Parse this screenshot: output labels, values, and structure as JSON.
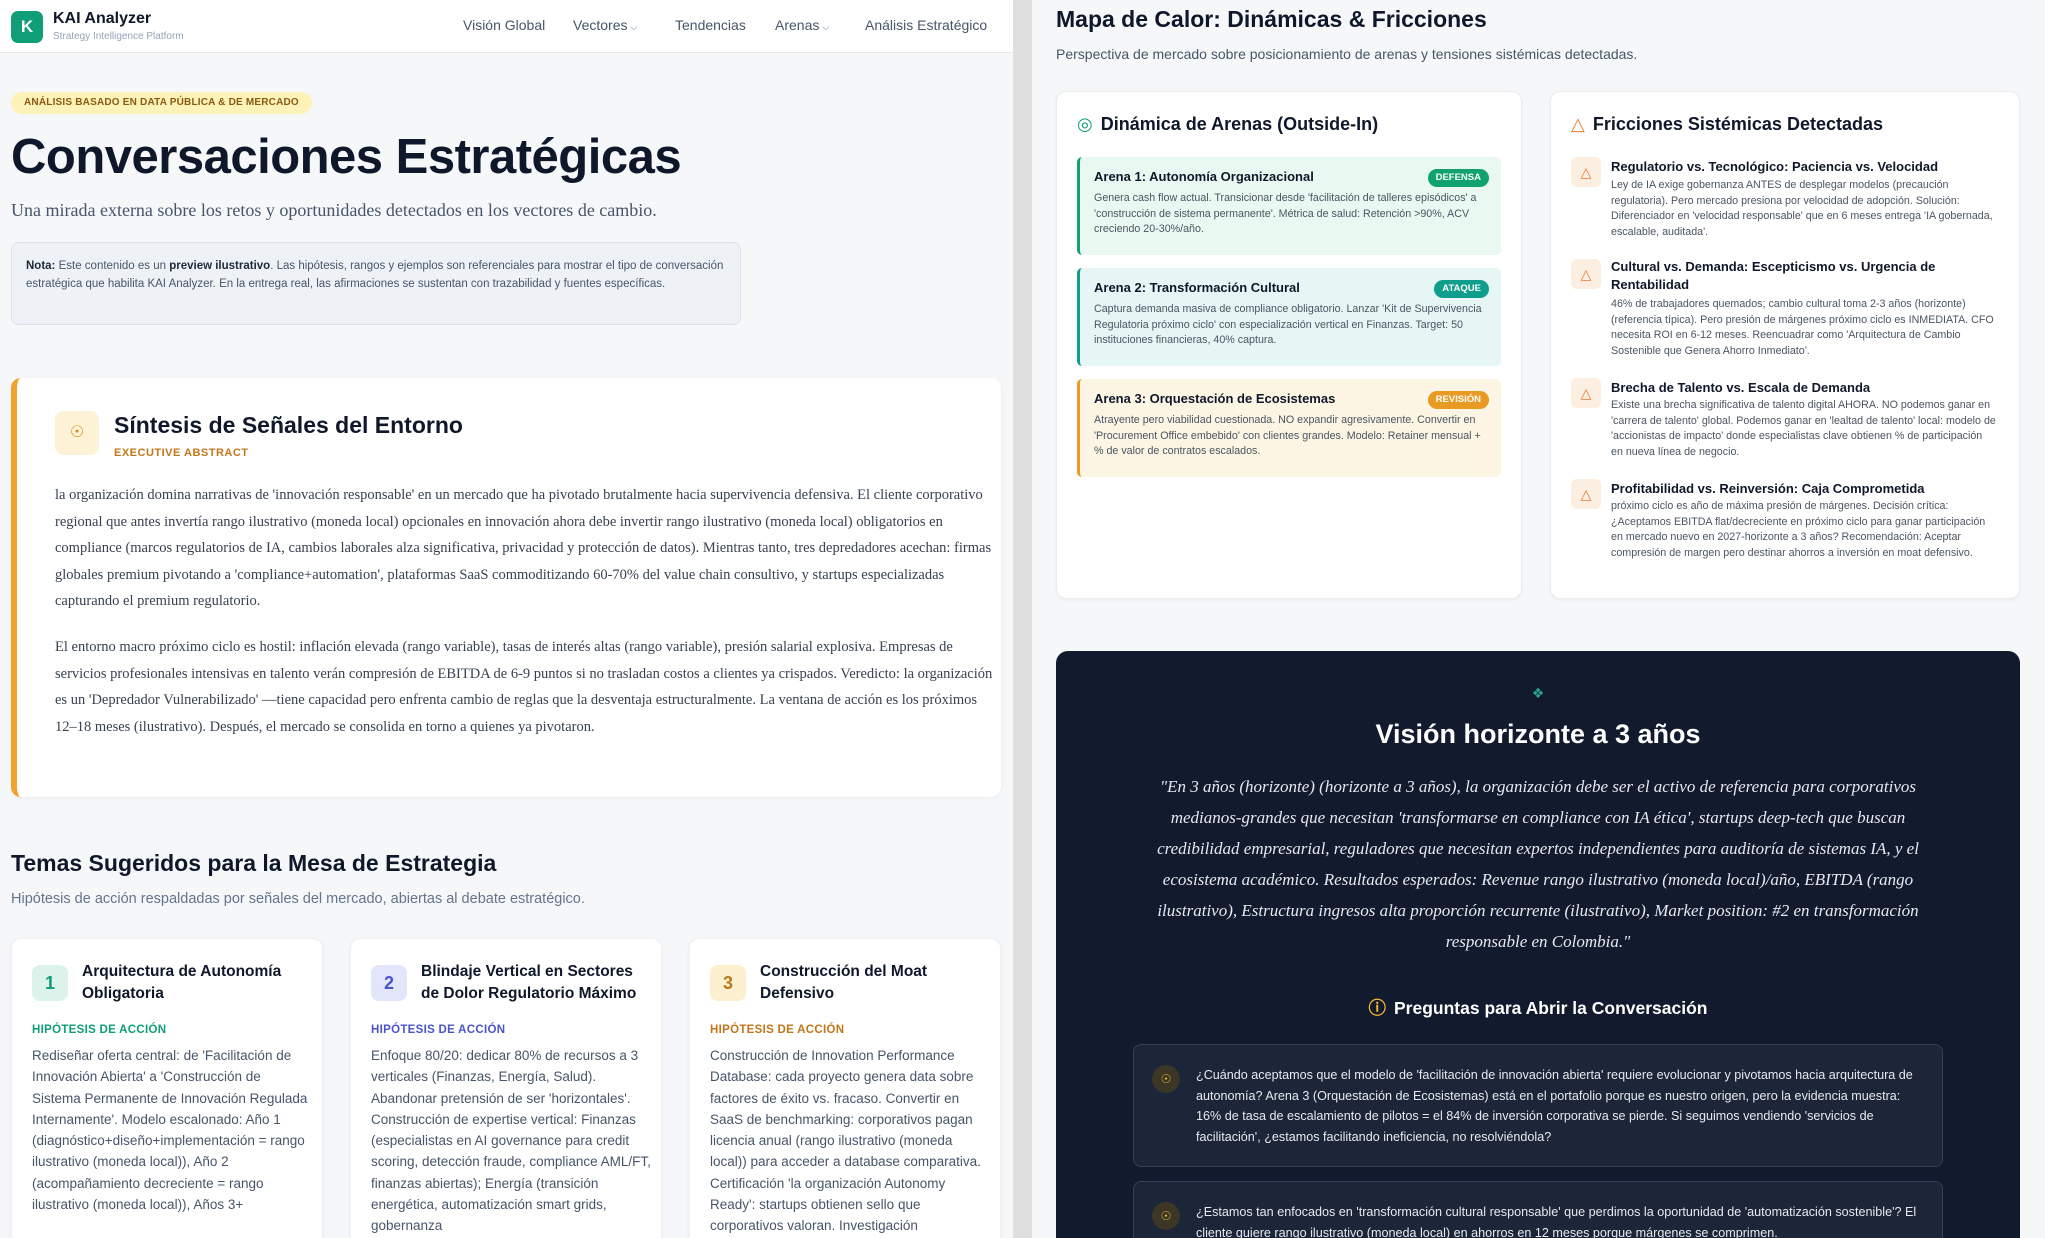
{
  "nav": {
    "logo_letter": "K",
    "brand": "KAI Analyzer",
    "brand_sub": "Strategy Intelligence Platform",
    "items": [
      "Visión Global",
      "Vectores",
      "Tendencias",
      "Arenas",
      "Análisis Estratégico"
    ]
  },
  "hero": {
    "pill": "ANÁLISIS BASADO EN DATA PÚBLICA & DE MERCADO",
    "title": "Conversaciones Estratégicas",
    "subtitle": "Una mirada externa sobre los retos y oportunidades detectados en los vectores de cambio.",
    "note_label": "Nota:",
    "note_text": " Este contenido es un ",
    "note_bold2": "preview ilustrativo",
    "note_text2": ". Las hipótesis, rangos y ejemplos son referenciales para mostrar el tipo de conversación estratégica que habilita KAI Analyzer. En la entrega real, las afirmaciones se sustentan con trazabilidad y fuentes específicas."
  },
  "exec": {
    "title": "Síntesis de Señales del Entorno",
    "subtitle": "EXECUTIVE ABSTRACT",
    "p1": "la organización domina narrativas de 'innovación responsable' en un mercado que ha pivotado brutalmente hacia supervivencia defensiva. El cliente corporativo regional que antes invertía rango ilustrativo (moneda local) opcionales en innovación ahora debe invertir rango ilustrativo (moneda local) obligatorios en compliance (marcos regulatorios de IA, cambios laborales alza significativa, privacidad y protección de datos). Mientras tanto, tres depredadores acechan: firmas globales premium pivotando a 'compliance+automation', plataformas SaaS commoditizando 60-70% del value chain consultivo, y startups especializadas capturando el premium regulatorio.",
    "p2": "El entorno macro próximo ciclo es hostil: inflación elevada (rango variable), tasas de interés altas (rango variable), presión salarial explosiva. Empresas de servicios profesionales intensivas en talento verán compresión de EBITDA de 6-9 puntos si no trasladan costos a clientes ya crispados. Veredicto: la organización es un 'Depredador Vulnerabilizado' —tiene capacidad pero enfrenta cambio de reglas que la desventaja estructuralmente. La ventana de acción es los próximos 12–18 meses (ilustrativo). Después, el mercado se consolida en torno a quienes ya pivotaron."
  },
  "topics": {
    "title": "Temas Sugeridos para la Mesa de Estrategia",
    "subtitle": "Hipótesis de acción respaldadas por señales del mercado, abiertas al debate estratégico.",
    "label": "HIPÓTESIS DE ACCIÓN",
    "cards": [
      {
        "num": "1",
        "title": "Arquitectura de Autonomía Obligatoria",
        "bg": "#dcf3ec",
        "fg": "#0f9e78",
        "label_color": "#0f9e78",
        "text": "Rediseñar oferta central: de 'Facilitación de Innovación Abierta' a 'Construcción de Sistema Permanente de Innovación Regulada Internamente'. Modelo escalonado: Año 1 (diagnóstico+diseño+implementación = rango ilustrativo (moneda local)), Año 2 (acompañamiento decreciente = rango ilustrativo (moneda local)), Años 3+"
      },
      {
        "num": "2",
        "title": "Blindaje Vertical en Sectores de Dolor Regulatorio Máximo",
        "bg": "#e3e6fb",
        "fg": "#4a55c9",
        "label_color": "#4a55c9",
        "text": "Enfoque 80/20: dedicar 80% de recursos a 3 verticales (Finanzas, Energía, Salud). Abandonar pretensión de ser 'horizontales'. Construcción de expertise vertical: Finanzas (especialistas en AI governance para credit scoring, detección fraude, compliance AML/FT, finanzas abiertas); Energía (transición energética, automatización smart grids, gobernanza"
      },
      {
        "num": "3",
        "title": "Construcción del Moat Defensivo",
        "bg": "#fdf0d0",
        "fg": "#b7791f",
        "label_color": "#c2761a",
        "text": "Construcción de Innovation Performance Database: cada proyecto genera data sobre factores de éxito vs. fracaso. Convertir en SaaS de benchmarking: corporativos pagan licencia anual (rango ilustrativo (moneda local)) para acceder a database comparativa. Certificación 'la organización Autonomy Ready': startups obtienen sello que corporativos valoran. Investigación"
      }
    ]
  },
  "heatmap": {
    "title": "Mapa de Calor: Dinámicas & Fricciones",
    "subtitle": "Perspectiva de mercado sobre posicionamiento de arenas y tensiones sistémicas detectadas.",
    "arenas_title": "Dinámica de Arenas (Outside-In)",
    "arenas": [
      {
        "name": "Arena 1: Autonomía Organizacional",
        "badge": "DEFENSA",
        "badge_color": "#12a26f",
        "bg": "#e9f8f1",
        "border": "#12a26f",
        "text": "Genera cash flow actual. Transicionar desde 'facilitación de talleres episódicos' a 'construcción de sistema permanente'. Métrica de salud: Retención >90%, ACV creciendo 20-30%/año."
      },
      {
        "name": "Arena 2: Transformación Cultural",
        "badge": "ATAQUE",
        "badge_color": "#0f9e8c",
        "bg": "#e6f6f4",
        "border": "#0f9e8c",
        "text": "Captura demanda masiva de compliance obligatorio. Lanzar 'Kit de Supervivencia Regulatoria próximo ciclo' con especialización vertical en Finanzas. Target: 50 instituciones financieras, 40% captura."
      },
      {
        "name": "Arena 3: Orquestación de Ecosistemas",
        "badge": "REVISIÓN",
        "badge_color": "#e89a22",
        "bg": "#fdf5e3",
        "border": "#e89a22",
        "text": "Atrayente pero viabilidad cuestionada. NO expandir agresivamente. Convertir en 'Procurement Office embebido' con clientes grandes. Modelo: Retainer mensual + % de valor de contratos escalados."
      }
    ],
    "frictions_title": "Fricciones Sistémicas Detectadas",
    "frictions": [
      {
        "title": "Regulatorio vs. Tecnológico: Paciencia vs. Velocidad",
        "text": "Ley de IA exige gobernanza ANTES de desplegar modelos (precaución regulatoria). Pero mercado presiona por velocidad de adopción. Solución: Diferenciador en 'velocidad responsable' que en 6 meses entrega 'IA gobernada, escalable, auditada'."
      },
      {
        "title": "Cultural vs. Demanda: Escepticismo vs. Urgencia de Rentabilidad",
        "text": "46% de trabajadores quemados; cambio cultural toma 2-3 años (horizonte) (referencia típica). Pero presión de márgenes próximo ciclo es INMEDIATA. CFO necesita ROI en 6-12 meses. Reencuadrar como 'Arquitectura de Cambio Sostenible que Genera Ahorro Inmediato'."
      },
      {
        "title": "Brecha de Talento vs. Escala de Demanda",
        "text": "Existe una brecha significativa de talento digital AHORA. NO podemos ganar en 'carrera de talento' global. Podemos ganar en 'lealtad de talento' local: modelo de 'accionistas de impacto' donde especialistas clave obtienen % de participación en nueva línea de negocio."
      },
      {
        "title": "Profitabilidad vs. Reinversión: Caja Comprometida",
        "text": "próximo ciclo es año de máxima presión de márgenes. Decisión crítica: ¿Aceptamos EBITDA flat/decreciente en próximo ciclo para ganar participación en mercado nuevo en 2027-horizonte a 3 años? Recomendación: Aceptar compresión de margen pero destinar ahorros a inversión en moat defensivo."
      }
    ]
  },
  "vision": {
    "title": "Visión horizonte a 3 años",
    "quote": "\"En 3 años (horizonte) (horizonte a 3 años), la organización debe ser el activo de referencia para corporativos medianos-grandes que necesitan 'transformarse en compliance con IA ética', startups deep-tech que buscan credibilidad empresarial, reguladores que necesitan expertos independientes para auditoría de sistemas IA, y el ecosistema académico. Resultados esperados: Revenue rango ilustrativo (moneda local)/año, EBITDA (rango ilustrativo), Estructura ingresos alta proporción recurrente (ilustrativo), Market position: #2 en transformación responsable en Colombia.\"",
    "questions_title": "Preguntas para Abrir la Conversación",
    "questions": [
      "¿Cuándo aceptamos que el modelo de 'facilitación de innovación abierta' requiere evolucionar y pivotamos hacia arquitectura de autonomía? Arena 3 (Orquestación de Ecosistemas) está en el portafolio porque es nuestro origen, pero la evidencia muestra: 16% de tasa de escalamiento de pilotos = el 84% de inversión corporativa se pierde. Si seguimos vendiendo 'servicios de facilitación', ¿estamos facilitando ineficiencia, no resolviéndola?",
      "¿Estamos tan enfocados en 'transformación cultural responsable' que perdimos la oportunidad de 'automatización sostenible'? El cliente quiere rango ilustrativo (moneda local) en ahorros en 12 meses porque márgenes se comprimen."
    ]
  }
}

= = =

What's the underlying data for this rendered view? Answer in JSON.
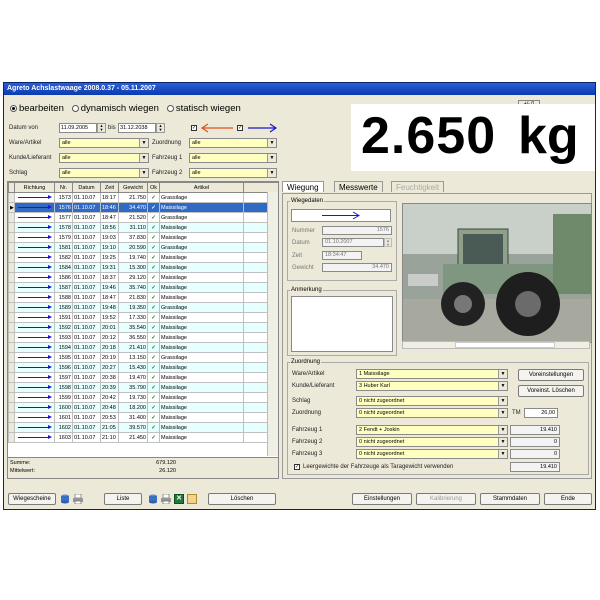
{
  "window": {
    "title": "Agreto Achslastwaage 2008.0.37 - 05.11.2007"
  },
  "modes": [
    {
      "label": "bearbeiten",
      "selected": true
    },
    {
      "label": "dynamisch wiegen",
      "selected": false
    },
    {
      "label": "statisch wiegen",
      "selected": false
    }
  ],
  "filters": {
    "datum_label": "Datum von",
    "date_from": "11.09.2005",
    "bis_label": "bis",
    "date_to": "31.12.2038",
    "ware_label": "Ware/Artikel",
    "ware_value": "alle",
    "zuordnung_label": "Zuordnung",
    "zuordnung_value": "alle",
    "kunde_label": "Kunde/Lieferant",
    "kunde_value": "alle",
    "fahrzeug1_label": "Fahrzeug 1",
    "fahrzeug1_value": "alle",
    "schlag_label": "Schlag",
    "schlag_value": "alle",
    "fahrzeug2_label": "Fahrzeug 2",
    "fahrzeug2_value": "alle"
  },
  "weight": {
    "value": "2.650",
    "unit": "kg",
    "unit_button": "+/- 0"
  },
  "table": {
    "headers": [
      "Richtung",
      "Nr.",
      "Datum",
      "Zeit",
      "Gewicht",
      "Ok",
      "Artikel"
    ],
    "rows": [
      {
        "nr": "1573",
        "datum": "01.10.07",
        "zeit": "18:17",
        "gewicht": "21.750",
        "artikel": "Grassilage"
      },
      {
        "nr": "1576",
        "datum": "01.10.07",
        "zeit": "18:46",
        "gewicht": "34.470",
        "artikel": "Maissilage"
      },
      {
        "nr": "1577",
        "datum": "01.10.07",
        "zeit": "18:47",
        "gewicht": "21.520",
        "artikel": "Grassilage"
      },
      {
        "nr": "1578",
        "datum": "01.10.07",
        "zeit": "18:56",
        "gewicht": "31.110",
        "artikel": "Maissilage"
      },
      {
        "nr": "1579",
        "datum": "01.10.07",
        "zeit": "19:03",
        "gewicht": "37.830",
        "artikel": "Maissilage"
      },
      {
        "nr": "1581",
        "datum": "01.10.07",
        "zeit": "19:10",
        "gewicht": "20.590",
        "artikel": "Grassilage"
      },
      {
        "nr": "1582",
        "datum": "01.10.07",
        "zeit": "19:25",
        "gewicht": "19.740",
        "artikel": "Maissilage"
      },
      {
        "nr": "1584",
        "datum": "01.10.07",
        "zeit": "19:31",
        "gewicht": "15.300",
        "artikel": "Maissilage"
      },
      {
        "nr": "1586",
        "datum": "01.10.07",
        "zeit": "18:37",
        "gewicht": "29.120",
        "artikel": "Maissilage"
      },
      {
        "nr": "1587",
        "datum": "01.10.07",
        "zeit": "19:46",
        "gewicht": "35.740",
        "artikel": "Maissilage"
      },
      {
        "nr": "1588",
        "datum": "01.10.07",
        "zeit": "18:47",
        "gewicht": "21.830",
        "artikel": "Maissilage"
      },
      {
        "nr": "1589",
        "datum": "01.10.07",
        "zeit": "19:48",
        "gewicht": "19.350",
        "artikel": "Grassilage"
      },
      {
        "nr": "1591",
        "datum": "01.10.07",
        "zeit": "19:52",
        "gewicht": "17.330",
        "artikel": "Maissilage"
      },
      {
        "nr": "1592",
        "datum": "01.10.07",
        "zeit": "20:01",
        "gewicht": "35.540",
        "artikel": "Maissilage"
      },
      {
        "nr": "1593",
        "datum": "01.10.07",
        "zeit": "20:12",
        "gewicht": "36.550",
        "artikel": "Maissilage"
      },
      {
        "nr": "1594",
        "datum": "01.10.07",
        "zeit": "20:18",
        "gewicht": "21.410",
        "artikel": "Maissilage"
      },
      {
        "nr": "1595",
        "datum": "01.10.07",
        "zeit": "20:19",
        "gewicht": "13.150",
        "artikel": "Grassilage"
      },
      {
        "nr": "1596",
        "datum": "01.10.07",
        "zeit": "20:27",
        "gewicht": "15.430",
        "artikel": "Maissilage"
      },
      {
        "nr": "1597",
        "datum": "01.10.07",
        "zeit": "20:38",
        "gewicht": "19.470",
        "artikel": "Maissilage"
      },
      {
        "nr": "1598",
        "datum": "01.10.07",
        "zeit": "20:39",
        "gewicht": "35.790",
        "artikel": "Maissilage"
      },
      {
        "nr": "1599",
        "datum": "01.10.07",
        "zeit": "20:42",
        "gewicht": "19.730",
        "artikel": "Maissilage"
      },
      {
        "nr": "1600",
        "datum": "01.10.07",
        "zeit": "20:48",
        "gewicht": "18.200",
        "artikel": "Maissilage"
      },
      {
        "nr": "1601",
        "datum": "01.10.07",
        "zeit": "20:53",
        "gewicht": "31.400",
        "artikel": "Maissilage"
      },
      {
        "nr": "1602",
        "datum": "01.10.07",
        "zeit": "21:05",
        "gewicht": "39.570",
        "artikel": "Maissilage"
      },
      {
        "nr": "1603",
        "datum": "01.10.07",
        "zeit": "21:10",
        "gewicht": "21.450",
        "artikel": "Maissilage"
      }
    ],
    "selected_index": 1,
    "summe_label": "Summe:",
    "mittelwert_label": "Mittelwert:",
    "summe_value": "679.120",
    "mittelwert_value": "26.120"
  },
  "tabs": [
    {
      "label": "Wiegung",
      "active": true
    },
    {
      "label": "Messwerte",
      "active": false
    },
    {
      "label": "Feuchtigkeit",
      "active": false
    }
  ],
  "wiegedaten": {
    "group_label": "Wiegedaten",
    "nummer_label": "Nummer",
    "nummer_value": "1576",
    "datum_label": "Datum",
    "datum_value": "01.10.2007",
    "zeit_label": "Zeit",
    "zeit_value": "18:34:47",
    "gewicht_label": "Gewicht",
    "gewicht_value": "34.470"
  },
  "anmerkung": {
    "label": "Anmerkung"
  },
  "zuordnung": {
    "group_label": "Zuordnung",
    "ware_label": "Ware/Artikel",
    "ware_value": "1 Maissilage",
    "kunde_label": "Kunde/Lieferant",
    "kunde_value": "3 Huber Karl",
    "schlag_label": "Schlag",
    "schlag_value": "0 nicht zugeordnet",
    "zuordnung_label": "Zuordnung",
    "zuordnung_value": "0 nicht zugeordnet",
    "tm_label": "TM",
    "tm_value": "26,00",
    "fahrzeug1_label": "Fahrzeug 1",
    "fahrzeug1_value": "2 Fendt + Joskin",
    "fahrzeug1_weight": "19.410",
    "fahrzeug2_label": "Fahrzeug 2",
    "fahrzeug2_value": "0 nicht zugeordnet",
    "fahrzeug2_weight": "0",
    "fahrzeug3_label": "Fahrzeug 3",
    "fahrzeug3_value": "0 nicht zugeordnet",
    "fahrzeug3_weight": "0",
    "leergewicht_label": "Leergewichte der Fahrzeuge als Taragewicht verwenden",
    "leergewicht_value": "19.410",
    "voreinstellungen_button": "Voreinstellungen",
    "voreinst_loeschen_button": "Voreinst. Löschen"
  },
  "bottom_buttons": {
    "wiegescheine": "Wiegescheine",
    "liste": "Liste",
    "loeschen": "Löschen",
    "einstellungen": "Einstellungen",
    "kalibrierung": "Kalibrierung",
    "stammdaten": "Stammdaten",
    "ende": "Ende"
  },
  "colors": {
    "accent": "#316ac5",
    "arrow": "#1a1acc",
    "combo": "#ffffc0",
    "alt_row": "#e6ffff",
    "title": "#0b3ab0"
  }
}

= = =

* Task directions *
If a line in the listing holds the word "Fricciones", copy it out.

* Response to the task *
    "title": "Mapa de Calor: Dinámicas & Fricciones",
    "frictions_title": "Fricciones Sistémicas Detectadas",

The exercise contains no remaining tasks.